Once again, I've met with colleagues from around the country, this time in New York City. That market is much softer than in the past few years, especially at the upper end (although their upper end is so high that we can't even imagine sales at those prices!). In fact, the upper end everywhere, whatever that means in a particular market, has slowed down considerably. Supply exceeds demand, and is often over a year or more in quantity; here, that supply is much higher. In Middlesex and New Haven counties, 5 homes over $2 million had sold by July, and there were 87 active listings in that price range on the market. Just do the math.
On the lower end of price ranges, almost every company reported that sales were being affected by lack of inventory. In some places, that meant that the supply of homes could be measured in days. Again, we have more supply in our market, but even we feel that there are not enough homes in very good condition and under $300,000 in some places.
When you go to a meeting that has national representation, you can really see how far behind Connecticut lags, in almost every category--job growth, population, birth rate, home prices, and home sales. We need to get our act together, and sooner rather than later.

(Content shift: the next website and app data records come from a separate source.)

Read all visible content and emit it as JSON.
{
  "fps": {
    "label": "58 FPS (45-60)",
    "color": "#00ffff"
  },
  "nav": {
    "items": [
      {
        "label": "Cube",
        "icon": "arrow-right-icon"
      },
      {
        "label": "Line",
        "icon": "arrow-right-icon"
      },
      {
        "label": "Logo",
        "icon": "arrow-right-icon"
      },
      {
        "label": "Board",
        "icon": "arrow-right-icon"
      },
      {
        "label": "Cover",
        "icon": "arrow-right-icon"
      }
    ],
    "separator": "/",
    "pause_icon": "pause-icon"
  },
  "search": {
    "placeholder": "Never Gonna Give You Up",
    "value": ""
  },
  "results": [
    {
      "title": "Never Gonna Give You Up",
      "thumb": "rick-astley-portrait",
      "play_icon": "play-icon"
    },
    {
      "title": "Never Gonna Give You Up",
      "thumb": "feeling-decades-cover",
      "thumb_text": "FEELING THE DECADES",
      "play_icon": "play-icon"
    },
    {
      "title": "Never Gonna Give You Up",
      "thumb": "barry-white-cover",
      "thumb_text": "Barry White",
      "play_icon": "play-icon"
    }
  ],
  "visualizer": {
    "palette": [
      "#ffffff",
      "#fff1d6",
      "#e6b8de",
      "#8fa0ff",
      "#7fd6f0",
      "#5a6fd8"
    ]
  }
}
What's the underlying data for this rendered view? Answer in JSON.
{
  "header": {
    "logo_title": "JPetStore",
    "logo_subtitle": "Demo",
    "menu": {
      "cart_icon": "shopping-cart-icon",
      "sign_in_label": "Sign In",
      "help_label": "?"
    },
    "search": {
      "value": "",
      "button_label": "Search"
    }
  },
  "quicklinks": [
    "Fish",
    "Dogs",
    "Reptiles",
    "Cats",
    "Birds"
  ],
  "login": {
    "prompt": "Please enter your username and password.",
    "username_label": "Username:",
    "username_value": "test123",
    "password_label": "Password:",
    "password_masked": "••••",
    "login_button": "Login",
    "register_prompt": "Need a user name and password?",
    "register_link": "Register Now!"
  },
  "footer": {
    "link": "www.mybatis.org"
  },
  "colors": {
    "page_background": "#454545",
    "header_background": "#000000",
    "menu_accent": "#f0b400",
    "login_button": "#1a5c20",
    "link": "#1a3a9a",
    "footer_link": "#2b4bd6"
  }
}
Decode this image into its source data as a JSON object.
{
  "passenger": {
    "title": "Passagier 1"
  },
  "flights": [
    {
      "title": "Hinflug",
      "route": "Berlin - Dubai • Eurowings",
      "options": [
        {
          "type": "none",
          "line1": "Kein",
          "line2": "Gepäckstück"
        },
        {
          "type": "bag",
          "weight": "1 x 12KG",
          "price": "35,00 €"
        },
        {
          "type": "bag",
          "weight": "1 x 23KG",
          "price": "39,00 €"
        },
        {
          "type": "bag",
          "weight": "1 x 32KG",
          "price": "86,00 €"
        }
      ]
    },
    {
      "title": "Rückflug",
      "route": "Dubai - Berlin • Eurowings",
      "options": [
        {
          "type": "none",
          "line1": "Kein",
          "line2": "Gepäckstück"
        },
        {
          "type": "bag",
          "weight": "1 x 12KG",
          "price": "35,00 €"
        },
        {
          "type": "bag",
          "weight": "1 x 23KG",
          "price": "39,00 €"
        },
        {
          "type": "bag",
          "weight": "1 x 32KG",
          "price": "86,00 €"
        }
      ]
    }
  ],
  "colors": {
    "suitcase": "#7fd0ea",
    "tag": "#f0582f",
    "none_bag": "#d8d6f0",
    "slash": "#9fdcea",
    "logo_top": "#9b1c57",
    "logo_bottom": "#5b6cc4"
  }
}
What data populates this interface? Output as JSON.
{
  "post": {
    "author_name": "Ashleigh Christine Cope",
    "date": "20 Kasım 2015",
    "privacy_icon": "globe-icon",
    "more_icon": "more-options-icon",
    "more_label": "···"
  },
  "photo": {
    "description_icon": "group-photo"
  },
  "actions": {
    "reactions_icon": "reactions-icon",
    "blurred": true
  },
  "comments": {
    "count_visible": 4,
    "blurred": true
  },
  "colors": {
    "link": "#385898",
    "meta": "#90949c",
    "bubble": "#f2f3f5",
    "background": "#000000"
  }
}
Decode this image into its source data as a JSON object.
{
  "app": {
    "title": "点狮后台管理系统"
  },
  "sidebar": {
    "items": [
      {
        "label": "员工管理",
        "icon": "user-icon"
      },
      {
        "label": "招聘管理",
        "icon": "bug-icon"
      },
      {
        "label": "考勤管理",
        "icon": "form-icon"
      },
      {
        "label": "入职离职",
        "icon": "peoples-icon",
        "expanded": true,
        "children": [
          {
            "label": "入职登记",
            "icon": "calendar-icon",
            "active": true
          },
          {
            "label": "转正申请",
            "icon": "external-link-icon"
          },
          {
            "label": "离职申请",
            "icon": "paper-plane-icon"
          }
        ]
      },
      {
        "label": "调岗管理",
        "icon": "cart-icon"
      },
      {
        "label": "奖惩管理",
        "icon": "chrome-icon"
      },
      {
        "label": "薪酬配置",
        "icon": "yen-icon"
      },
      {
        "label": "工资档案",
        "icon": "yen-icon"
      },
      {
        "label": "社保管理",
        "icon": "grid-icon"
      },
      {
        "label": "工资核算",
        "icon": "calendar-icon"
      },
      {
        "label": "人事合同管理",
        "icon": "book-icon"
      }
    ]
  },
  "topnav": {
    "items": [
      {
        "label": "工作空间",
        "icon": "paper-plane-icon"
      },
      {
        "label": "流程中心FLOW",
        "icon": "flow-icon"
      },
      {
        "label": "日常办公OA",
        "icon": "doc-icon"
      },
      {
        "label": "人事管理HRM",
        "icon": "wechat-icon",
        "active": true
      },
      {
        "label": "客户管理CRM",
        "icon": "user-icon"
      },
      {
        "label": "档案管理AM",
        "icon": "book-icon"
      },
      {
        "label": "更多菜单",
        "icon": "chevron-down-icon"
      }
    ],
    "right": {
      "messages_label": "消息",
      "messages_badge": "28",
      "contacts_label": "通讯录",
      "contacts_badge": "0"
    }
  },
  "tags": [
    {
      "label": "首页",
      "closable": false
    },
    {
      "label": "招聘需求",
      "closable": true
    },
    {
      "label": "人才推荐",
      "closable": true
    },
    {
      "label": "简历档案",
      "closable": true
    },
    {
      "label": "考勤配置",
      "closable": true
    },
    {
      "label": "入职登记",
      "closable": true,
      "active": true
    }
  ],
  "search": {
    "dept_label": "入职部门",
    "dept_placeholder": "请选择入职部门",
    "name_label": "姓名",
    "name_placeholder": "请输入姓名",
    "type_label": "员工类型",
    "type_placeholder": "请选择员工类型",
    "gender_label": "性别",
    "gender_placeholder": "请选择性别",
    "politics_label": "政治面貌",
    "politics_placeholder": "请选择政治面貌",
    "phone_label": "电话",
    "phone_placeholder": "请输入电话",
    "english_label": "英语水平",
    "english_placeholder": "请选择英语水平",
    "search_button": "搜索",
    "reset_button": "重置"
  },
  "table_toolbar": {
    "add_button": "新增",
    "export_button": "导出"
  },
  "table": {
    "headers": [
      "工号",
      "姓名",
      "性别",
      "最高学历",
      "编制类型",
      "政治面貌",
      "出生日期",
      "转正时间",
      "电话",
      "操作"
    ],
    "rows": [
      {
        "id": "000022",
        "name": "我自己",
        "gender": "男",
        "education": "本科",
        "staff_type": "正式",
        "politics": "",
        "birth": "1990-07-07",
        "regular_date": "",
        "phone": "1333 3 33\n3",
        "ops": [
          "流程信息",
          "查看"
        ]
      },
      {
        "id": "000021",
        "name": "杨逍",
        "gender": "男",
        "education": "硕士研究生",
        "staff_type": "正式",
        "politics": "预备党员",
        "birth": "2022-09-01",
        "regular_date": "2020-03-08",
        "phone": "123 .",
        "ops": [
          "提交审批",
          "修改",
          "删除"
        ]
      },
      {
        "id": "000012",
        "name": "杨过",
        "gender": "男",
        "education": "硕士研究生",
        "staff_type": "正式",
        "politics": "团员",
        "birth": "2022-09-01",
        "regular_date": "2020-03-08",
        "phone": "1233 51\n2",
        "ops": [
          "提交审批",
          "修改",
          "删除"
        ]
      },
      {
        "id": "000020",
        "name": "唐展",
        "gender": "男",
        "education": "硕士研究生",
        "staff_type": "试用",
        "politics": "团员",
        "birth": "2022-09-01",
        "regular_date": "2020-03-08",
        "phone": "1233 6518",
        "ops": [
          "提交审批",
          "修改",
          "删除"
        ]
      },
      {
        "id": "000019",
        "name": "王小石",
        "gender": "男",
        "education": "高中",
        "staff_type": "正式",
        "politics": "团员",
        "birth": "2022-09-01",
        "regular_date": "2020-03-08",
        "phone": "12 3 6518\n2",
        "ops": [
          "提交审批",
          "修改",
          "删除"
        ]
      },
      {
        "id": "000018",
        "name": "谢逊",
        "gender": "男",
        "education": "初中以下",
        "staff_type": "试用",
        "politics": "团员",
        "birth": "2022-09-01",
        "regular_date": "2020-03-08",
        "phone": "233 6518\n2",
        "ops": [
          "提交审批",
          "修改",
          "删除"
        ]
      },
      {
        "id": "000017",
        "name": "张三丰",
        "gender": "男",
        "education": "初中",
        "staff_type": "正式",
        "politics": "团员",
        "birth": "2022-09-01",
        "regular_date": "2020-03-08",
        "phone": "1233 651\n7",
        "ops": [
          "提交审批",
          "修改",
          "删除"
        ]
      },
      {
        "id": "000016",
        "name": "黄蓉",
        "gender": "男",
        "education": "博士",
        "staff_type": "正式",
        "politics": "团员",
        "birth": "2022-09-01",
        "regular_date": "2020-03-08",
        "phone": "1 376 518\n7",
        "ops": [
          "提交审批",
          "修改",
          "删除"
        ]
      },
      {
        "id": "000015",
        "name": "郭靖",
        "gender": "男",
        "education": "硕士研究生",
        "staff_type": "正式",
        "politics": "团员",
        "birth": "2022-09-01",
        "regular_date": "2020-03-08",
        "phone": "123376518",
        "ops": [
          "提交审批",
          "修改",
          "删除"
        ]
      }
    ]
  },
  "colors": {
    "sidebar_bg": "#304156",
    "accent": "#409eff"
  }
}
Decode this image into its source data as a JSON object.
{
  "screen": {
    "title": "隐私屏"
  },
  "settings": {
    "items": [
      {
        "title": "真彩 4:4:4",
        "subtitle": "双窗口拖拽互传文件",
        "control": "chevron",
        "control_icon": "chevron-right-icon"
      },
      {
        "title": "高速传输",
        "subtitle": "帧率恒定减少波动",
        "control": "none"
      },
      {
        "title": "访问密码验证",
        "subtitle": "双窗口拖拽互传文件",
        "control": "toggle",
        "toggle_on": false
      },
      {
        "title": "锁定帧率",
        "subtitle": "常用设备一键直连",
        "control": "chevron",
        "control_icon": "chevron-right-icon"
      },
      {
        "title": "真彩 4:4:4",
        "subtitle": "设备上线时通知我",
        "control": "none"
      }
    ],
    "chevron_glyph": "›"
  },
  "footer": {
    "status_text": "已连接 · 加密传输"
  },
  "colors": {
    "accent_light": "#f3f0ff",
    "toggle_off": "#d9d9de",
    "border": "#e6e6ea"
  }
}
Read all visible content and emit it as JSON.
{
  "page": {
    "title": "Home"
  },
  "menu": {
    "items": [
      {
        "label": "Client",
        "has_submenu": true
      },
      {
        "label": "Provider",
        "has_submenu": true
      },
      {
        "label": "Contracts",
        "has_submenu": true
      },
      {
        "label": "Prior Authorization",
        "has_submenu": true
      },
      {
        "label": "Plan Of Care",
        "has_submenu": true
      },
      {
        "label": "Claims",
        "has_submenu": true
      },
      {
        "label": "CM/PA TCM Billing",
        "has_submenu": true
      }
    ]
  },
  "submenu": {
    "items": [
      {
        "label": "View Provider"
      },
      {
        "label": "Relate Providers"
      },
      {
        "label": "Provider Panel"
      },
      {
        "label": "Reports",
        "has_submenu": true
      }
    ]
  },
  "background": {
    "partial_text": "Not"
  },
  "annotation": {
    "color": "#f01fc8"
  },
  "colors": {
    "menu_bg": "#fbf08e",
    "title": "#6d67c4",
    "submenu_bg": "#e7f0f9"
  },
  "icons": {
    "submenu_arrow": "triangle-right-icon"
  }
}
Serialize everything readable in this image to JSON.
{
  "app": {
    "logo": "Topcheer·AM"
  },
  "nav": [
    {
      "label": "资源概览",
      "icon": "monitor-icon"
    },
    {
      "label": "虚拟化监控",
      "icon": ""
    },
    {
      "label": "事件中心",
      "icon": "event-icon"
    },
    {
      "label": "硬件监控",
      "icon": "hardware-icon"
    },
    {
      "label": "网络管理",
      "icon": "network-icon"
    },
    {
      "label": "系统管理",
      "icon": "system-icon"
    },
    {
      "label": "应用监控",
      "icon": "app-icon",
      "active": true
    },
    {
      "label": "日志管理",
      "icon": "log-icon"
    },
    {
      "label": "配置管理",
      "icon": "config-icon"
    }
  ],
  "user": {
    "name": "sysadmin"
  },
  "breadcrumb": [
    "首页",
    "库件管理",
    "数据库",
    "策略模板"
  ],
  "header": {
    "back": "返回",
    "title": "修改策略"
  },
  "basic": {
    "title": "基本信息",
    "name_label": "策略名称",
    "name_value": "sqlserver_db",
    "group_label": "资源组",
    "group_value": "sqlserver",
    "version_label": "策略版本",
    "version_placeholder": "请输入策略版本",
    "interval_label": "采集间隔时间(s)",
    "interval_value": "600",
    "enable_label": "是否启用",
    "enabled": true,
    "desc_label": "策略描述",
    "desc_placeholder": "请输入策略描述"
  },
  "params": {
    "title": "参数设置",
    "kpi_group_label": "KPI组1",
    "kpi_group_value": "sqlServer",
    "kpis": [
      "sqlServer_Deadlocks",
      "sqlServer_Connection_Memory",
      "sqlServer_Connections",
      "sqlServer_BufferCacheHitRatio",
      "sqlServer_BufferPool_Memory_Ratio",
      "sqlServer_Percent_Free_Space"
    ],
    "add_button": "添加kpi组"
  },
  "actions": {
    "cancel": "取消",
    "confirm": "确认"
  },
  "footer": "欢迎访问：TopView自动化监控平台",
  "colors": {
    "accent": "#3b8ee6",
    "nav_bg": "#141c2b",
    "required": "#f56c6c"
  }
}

Having said that, NYC is not the boom town of the past few years, and agents there complained that sellers wanted last year's prices, while buyers wanted next year's prices. That's food for thought for sellers here, as well.